____ MATERIALS PROVIDED

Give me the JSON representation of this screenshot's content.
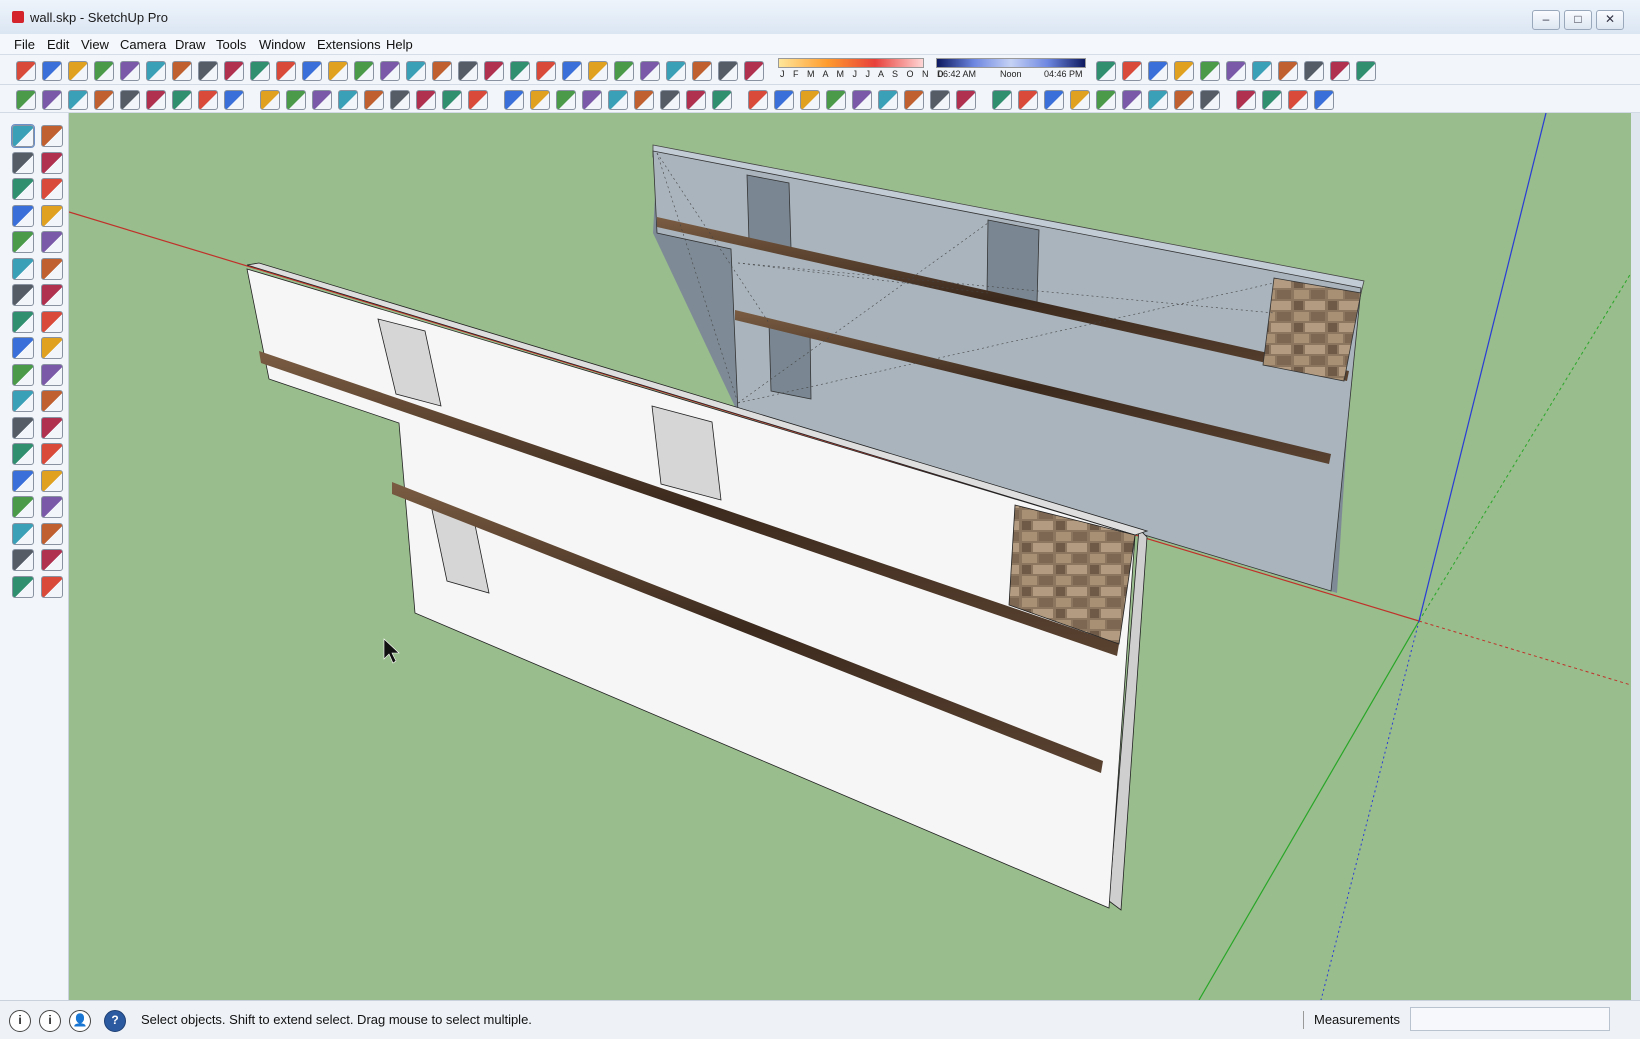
{
  "window": {
    "title": "wall.skp - SketchUp Pro",
    "controls": {
      "minimize": "–",
      "maximize": "□",
      "close": "✕"
    }
  },
  "menubar": {
    "items": [
      "File",
      "Edit",
      "View",
      "Camera",
      "Draw",
      "Tools",
      "Window",
      "Extensions",
      "Help"
    ]
  },
  "shadows": {
    "months": "J F M A M J J A S O N D",
    "time_start": "06:42 AM",
    "time_noon": "Noon",
    "time_end": "04:46 PM"
  },
  "status": {
    "message": "Select objects. Shift to extend select. Drag mouse to select multiple.",
    "measurements_label": "Measurements",
    "measurements_value": "",
    "icons": {
      "geo": "i",
      "credits": "i",
      "sign_in": "👤",
      "help": "?"
    }
  },
  "colors": {
    "viewport_bg": "#99bd8c",
    "wall_front": "#f6f6f6",
    "wall_back_face": "#a9b4bd",
    "trim": "#5a4230",
    "axis_red": "#c0302a",
    "axis_green": "#28a628",
    "axis_blue": "#2a3cd6",
    "stone": "#8c7660"
  },
  "icons": {
    "toolbar_row1": [
      "new-icon",
      "open-icon",
      "save-icon",
      "cut-icon",
      "copy-icon",
      "paste-icon",
      "erase-icon",
      "undo-icon",
      "redo-icon",
      "print-icon",
      "model-info-icon",
      "iso-view-icon",
      "top-view-icon",
      "front-view-icon",
      "right-view-icon",
      "back-view-icon",
      "left-view-icon",
      "xray-icon",
      "backedges-icon",
      "wireframe-icon",
      "hiddenline-icon",
      "shaded-icon",
      "shaded-textures-icon",
      "monochrome-icon",
      "shadows-toggle-icon",
      "fog-icon",
      "warehouse-icon",
      "components-icon",
      "extension-warehouse-icon",
      "section-plane-icon",
      "add-location-icon",
      "terrain-icon",
      "layout-icon",
      "style-builder-icon",
      "dynamic-components-icon",
      "film-icon",
      "geo-icon",
      "photo-match-icon",
      "triangle-icon",
      "color-palette-icon"
    ],
    "toolbar_row2": [
      "arc-icon",
      "freehand-icon",
      "bezier-icon",
      "line-icon",
      "curve-icon",
      "rectangle-icon",
      "circle-icon",
      "polygon-icon",
      "pie-icon",
      "spline-icon",
      "offset-icon",
      "chord-icon",
      "weld-icon",
      "wrench-icon",
      "ellipse-icon",
      "rubber-icon",
      "intersect-icon",
      "split-icon",
      "trim-icon",
      "extend-icon",
      "fillet-icon",
      "chamfer-icon",
      "stretch-icon",
      "clip-icon",
      "explode-icon",
      "merge-icon",
      "help-icon",
      "sandbox-smoove-icon",
      "sandbox-stamp-icon",
      "sandbox-drape-icon",
      "sandbox-details-icon",
      "sandbox-flip-icon",
      "sandbox-add-icon",
      "sandbox-from-contours-icon",
      "sandbox-from-scratch-icon",
      "subdivide-icon",
      "crease-icon",
      "push-icon",
      "push-pull-all-icon",
      "pull-icon",
      "move-axes-icon",
      "rotate-axes-icon",
      "flip-icon",
      "scale-icon",
      "solid-tools-icon",
      "inspector-icon",
      "outer-shell-icon",
      "union-icon",
      "target-icon"
    ],
    "left_tools": [
      "select-icon",
      "component-icon",
      "paint-bucket-icon",
      "eraser-icon",
      "pencil-icon",
      "freehand-curve-icon",
      "rectangle-tool-icon",
      "rotated-rectangle-icon",
      "circle-tool-icon",
      "polygon-tool-icon",
      "arc-tool-icon",
      "two-point-arc-icon",
      "three-point-arc-icon",
      "pie-tool-icon",
      "move-tool-icon",
      "push-pull-tool-icon",
      "rotate-tool-icon",
      "follow-me-icon",
      "scale-tool-icon",
      "offset-tool-icon",
      "tape-measure-icon",
      "dimension-icon",
      "protractor-icon",
      "text-tool-icon",
      "axes-tool-icon",
      "3d-text-icon",
      "orbit-icon",
      "pan-icon",
      "zoom-icon",
      "zoom-window-icon",
      "zoom-extents-icon",
      "previous-view-icon",
      "walk-icon",
      "look-around-icon",
      "position-camera-icon",
      "section-plane-tool-icon"
    ]
  }
}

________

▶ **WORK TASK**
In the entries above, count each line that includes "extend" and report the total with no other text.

▶ **EXERCISE ANSWER**
2